Let's just say that Google is too kind. Looking at the leaves (which in my defense were really high up), I guessed I was dealing with a Maple tree of some sort. So I dropped some search terms into Google Images. Before I knew it, I had found this page with these pictures:

Ahhh, yes, I was dealing with a Tulip Tree, or more specifically Liriodendron Tulipifera. The description as "a large, stately, deciduous tree of eastern North America that typically grows 60-90'" seemed right on to me.

There are a number of notable Tulip Trees, including: one George Washington planted at Mt. Vernon and Queen's Giant,considered the oldest living thing in New York City. Heck, a number of notable trees in Arlington are Tulip Trees. Another important historic fact: Daniel Boone's canoe was made from a Tulip Tree. These are truly stunning trees.

If you're going to be attacked from the sky (or dare I say, pooped on?) by a tree, hope it's a Tulip Tree.

Tuesday, May 20, 2014

Running Scott's Run

This last weekend we did a quick trail run through Scott's Run, a relatively small chunk of wilderness just outside the DC Beltway. What the run lacked in distance (we only did 2.75 miles) it made up for in gorgeous terrain. We did an obvious loop. However, I'm pretty convinced that we could cover more ground by taking some side trails or even doing some bushwhacking.

One of the neat features of Scott's Run is a waterfall that drops into the Potomac River. As we started our run I remarked how all the rain we had surely would make for a more robust display. Alas, we had a bit *too* much rain. When we arrived at the river it was obviously swollen. Check out the trees in the photo below:

And there were the "falls." They were more like a speed bump that day:

Still, the sun was shining, the trail wasn't too busy (at least away from the falls it wasn't) and we were out in the fresh air. What else could one ask for?

This would definitely be a fun place to take younger kids. They could tackle a full circuit and get the whole outdoorsy experience, all without leaving Northern Virginia.

View Scott's Run in a larger map

Monday, May 19, 2014

Row, Row, Row Your Kayak

This past weekend, I was looking for another activity my parents would enjoy. With the sun shining (hurray!), I cajoled everyone into renting kayaks. We did so out of Belle Haven Marina, right outside of Old Town Alexandria. They promised me that no experience was necessary, which was an encouraging sign. Both my Mom and Dad have had at least one kayaking lesson, so I had high hopes that they would be OK.

My Dad got into his own kayak, and I held my breath as they pushed the vessel into the water. Immediately, he was paddling around like a pro. Then came my Mom and we repeated the drill.

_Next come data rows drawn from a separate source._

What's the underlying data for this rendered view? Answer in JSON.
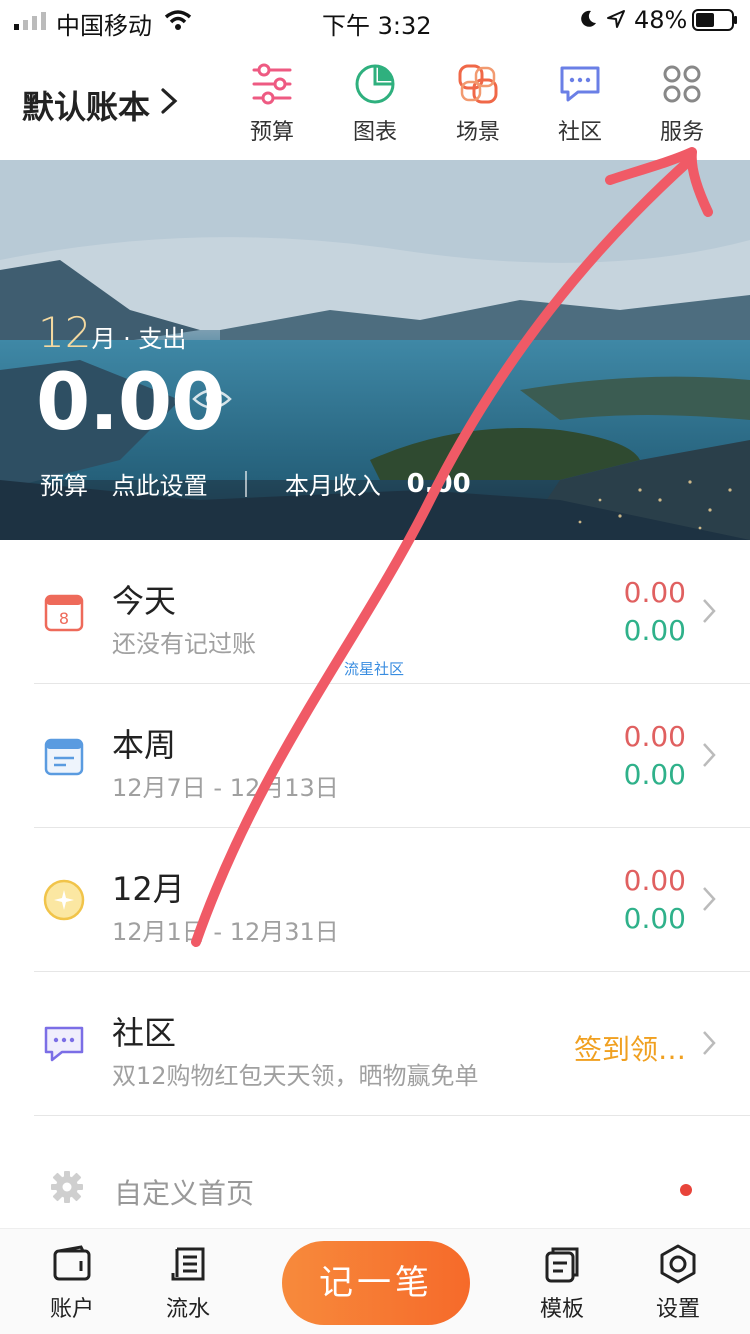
{
  "status_bar": {
    "carrier": "中国移动",
    "time": "下午 3:32",
    "battery": "48%"
  },
  "header": {
    "book_title": "默认账本",
    "nav": [
      {
        "label": "预算",
        "icon": "sliders-icon"
      },
      {
        "label": "图表",
        "icon": "pie-chart-icon"
      },
      {
        "label": "场景",
        "icon": "scene-icon"
      },
      {
        "label": "社区",
        "icon": "chat-bubble-icon"
      },
      {
        "label": "服务",
        "icon": "grid-command-icon"
      }
    ]
  },
  "banner": {
    "month_num": "12",
    "month_suffix": "月 · 支出",
    "expense": "0.00",
    "budget_label": "预算",
    "budget_action": "点此设置",
    "income_label": "本月收入",
    "income_value": "0.00"
  },
  "rows": [
    {
      "title": "今天",
      "sub": "还没有记过账",
      "expense": "0.00",
      "income": "0.00",
      "icon": "calendar-day-icon"
    },
    {
      "title": "本周",
      "sub": "12月7日 - 12月13日",
      "expense": "0.00",
      "income": "0.00",
      "icon": "calendar-week-icon"
    },
    {
      "title": "12月",
      "sub": "12月1日 - 12月31日",
      "expense": "0.00",
      "income": "0.00",
      "icon": "moon-star-icon"
    },
    {
      "title": "社区",
      "sub": "双12购物红包天天领，晒物赢免单",
      "promo": "签到领…",
      "icon": "community-icon"
    }
  ],
  "watermark": "流星社区",
  "custom_home": "自定义首页",
  "tabbar": {
    "tabs": [
      {
        "label": "账户",
        "icon": "wallet-icon"
      },
      {
        "label": "流水",
        "icon": "ledger-icon"
      },
      {
        "label": "模板",
        "icon": "template-icon"
      },
      {
        "label": "设置",
        "icon": "settings-hex-icon"
      }
    ],
    "record": "记一笔"
  },
  "colors": {
    "expense": "#e06060",
    "income": "#2fb18a",
    "accent": "#f66a2a",
    "promo": "#f0a020",
    "annotation": "#f05a66"
  }
}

Again, I held my breath, but my concern was all for nothing; within a few seconds she had herself re-oriented and was tooling around like a pro. Shira suggested we rent a double kayak. This turned out to be a brilliant move. This allowed me to sit in back and snap photos (hundreds of them, of course) while she did all the work of paddling.

By launching out of Bell Haven, you're able to explore the Dyke Marsh Wildlife Preserve from the water. We only covered a small section of it, but it was really interesting and really was as easy as the folks at the marina suggested. There was a bit of wind which made for a few waves and a noticeable current, but my Mom and Dad had no problems dealing with the conditions. And I had Shira, so I had nothing to worry about.

One highlight of the trip (besides having nobody fall in the water or needing to call the coast guard for rescue) was watching an Osprey swoop down and grab a fish out of the water. It was like something out of a nature documentary.

I'm definitely looking forward to going back and exploring further. I may even try paddling next time. Though, with all the photos that need taking, I probably won't have time.